[Supplied information]
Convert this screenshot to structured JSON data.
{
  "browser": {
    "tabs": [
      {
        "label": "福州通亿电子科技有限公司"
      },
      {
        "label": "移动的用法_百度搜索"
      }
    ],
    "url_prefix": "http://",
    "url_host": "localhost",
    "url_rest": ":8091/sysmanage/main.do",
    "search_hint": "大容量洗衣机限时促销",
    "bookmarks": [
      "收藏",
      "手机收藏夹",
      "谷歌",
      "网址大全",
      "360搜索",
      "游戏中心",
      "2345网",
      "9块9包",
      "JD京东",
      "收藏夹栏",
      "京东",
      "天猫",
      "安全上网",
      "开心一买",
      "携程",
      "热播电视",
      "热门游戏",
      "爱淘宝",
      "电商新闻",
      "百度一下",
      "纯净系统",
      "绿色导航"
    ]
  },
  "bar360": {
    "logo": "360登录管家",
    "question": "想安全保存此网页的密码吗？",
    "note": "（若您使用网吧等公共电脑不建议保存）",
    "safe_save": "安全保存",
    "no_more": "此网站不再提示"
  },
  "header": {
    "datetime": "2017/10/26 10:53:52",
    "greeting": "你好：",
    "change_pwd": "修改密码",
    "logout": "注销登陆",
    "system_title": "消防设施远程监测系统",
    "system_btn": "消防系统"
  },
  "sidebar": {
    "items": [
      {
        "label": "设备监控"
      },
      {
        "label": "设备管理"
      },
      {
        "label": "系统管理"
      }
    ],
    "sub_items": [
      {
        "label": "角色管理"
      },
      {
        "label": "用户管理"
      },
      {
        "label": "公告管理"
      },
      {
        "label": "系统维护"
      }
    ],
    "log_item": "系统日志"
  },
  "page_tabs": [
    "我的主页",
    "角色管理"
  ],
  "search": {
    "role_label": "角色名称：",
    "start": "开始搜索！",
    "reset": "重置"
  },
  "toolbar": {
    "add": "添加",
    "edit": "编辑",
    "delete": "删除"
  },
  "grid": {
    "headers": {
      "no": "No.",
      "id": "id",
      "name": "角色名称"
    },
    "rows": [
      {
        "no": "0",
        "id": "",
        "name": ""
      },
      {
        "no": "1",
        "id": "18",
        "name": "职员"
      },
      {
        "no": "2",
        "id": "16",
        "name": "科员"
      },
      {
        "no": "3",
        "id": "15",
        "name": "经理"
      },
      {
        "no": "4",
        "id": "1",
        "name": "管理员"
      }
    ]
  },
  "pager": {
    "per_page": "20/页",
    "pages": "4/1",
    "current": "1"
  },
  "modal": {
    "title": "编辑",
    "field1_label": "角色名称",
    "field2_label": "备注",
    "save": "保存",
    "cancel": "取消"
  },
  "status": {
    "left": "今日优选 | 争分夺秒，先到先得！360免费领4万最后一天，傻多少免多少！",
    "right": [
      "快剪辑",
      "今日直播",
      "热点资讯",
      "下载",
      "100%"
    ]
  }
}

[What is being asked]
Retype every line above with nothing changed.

[Reply]
Convert this screenshot to structured JSON data.
{
  "browser": {
    "tabs": [
      {
        "label": "福州通亿电子科技有限公司"
      },
      {
        "label": "移动的用法_百度搜索"
      }
    ],
    "url_prefix": "http://",
    "url_host": "localhost",
    "url_rest": ":8091/sysmanage/main.do",
    "search_hint": "大容量洗衣机限时促销",
    "bookmarks": [
      "收藏",
      "手机收藏夹",
      "谷歌",
      "网址大全",
      "360搜索",
      "游戏中心",
      "2345网",
      "9块9包",
      "JD京东",
      "收藏夹栏",
      "京东",
      "天猫",
      "安全上网",
      "开心一买",
      "携程",
      "热播电视",
      "热门游戏",
      "爱淘宝",
      "电商新闻",
      "百度一下",
      "纯净系统",
      "绿色导航"
    ]
  },
  "bar360": {
    "logo": "360登录管家",
    "question": "想安全保存此网页的密码吗？",
    "note": "（若您使用网吧等公共电脑不建议保存）",
    "safe_save": "安全保存",
    "no_more": "此网站不再提示"
  },
  "header": {
    "datetime": "2017/10/26 10:53:52",
    "greeting": "你好：",
    "change_pwd": "修改密码",
    "logout": "注销登陆",
    "system_title": "消防设施远程监测系统",
    "system_btn": "消防系统"
  },
  "sidebar": {
    "items": [
      {
        "label": "设备监控"
      },
      {
        "label": "设备管理"
      },
      {
        "label": "系统管理"
      }
    ],
    "sub_items": [
      {
        "label": "角色管理"
      },
      {
        "label": "用户管理"
      },
      {
        "label": "公告管理"
      },
      {
        "label": "系统维护"
      }
    ],
    "log_item": "系统日志"
  },
  "page_tabs": [
    "我的主页",
    "角色管理"
  ],
  "search": {
    "role_label": "角色名称：",
    "start": "开始搜索！",
    "reset": "重置"
  },
  "toolbar": {
    "add": "添加",
    "edit": "编辑",
    "delete": "删除"
  },
  "grid": {
    "headers": {
      "no": "No.",
      "id": "id",
      "name": "角色名称"
    },
    "rows": [
      {
        "no": "0",
        "id": "",
        "name": ""
      },
      {
        "no": "1",
        "id": "18",
        "name": "职员"
      },
      {
        "no": "2",
        "id": "16",
        "name": "科员"
      },
      {
        "no": "3",
        "id": "15",
        "name": "经理"
      },
      {
        "no": "4",
        "id": "1",
        "name": "管理员"
      }
    ]
  },
  "pager": {
    "per_page": "20/页",
    "pages": "4/1",
    "current": "1"
  },
  "modal": {
    "title": "编辑",
    "field1_label": "角色名称",
    "field2_label": "备注",
    "save": "保存",
    "cancel": "取消"
  },
  "status": {
    "left": "今日优选 | 争分夺秒，先到先得！360免费领4万最后一天，傻多少免多少！",
    "right": [
      "快剪辑",
      "今日直播",
      "热点资讯",
      "下载",
      "100%"
    ]
  }
}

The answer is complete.